#### WORK TASK:
Please report every line in the entries that contains the string "JSON".

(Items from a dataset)
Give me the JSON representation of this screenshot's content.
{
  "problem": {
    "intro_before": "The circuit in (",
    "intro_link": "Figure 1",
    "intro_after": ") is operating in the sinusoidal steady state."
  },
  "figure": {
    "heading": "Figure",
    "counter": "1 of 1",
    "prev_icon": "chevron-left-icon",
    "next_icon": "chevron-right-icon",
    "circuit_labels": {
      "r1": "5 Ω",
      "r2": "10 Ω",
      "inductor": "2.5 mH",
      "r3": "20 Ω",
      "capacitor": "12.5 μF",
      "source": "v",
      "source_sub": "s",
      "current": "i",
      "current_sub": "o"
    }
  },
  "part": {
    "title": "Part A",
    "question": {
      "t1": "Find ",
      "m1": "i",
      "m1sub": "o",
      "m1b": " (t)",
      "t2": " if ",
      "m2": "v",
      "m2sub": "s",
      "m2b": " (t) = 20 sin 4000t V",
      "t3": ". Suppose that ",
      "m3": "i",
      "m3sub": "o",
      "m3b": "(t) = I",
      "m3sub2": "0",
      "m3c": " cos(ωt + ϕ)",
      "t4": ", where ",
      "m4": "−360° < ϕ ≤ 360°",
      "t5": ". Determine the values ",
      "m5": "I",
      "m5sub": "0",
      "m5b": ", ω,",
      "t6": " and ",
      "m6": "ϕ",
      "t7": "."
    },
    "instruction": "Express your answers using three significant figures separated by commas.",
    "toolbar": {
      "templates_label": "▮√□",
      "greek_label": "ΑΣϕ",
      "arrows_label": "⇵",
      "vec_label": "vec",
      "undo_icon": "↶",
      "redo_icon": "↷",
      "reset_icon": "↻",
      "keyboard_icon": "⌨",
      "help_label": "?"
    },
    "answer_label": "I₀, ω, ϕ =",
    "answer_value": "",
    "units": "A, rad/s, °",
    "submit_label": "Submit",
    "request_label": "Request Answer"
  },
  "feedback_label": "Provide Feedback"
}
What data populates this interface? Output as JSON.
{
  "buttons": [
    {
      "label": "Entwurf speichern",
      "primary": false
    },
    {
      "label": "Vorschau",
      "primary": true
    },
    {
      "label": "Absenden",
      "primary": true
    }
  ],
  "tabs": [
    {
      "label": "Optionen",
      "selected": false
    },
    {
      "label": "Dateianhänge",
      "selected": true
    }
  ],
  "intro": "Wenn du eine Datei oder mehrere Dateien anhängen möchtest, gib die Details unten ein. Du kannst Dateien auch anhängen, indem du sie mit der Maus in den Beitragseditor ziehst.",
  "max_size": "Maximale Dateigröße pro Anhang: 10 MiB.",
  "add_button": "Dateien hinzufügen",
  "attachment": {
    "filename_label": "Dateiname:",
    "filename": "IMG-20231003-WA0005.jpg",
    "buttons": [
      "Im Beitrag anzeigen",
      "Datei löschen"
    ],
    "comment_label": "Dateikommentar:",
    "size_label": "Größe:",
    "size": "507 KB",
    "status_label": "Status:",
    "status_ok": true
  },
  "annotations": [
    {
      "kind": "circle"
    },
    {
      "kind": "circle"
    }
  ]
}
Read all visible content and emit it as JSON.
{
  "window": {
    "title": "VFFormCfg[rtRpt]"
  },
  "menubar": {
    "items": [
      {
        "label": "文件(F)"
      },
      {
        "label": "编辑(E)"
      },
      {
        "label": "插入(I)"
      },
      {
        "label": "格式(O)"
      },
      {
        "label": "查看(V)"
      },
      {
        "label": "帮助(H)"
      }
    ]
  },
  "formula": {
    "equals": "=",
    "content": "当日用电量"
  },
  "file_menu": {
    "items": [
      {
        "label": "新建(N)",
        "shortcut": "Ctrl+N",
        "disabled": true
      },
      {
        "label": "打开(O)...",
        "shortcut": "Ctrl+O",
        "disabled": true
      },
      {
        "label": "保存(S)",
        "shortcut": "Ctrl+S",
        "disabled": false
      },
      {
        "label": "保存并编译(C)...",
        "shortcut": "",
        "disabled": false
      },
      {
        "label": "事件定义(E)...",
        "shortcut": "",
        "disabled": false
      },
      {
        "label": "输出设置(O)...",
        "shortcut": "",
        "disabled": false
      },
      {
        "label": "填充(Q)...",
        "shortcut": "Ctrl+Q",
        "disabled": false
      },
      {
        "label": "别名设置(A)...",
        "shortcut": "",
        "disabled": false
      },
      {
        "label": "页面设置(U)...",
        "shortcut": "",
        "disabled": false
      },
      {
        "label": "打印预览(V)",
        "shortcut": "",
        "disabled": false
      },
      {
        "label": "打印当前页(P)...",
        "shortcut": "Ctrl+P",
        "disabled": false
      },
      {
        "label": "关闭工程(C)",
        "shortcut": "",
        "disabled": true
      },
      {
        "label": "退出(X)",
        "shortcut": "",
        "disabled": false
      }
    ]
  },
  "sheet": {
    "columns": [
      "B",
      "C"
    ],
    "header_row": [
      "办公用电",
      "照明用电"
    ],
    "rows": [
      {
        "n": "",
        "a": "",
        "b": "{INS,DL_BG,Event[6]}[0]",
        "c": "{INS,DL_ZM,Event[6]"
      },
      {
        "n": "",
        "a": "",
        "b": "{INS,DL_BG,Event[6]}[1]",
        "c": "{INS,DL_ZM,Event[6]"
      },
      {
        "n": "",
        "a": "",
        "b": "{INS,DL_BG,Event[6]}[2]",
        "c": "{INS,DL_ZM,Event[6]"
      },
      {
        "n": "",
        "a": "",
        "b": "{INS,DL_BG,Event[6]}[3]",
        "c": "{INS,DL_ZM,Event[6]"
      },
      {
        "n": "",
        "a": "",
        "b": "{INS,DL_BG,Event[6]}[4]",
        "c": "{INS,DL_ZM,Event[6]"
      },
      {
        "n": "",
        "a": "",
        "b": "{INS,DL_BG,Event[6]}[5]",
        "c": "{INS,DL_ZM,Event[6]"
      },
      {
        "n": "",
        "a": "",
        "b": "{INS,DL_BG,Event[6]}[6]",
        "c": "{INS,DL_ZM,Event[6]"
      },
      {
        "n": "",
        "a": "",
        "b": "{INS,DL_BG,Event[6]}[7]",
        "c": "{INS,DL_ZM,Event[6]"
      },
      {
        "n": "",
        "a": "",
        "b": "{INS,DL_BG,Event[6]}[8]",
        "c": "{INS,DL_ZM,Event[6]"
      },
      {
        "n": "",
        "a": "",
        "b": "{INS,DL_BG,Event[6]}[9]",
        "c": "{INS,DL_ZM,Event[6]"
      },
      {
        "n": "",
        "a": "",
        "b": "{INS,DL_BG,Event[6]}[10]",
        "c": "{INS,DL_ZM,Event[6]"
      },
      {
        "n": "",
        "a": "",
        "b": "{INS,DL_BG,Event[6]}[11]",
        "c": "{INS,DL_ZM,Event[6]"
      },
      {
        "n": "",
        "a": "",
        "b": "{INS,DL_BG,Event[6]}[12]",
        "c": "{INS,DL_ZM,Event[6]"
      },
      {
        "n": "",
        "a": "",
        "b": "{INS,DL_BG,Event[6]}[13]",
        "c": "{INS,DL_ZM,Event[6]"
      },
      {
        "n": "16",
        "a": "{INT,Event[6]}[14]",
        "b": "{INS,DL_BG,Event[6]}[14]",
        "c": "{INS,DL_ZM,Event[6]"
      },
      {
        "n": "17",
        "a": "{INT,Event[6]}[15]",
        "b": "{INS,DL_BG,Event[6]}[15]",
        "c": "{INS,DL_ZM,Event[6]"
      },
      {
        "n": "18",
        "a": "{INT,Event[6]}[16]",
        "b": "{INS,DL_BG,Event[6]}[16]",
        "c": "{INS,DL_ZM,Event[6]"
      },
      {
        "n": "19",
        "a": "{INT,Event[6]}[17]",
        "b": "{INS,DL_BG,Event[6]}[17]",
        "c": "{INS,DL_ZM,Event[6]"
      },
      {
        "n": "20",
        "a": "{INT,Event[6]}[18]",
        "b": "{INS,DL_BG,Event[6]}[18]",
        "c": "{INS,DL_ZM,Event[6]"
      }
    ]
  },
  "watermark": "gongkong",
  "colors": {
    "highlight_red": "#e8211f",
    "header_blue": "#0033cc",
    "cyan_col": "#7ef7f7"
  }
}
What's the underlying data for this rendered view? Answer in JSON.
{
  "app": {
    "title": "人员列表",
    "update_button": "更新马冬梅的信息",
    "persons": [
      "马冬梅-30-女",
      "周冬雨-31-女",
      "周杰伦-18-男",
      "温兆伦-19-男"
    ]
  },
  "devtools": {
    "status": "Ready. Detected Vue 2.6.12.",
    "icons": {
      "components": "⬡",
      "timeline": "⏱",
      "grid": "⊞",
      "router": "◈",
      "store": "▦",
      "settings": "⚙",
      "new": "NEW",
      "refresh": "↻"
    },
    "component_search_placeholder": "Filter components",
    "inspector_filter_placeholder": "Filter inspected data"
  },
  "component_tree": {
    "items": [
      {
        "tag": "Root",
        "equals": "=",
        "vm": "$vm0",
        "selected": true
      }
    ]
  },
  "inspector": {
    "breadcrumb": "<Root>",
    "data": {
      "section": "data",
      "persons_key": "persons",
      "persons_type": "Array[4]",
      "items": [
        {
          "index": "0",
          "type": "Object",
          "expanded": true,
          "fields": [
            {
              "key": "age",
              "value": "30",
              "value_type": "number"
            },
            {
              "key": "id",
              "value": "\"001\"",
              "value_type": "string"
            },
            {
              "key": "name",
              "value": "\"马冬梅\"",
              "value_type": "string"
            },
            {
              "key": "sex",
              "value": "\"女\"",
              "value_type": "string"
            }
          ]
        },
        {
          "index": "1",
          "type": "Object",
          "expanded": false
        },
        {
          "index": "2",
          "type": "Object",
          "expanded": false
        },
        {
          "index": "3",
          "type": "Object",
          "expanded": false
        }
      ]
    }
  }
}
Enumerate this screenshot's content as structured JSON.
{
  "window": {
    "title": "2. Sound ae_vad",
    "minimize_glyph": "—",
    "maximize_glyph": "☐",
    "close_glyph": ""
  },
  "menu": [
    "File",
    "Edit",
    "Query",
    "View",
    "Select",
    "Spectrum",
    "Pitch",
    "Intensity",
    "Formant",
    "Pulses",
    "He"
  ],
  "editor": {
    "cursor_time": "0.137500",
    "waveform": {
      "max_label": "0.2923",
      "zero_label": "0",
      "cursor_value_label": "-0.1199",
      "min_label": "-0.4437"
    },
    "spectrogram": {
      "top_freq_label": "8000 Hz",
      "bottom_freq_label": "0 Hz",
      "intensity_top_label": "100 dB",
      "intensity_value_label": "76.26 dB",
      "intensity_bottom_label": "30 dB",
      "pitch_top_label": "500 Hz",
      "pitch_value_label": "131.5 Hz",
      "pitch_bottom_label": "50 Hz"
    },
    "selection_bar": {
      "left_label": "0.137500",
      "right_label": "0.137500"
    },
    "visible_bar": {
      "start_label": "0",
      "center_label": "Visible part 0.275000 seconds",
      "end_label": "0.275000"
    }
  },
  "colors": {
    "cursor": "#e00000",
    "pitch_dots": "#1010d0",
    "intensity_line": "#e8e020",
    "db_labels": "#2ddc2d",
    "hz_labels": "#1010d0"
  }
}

#### EXERCISE OUTPUT:
Give me the JSON representation of this screenshot's content.
What data populates this interface? Output as JSON.
Read all visible content and emit it as JSON.
What's the underlying data for this rendered view? Answer in JSON.
Enumerate this screenshot's content as structured JSON.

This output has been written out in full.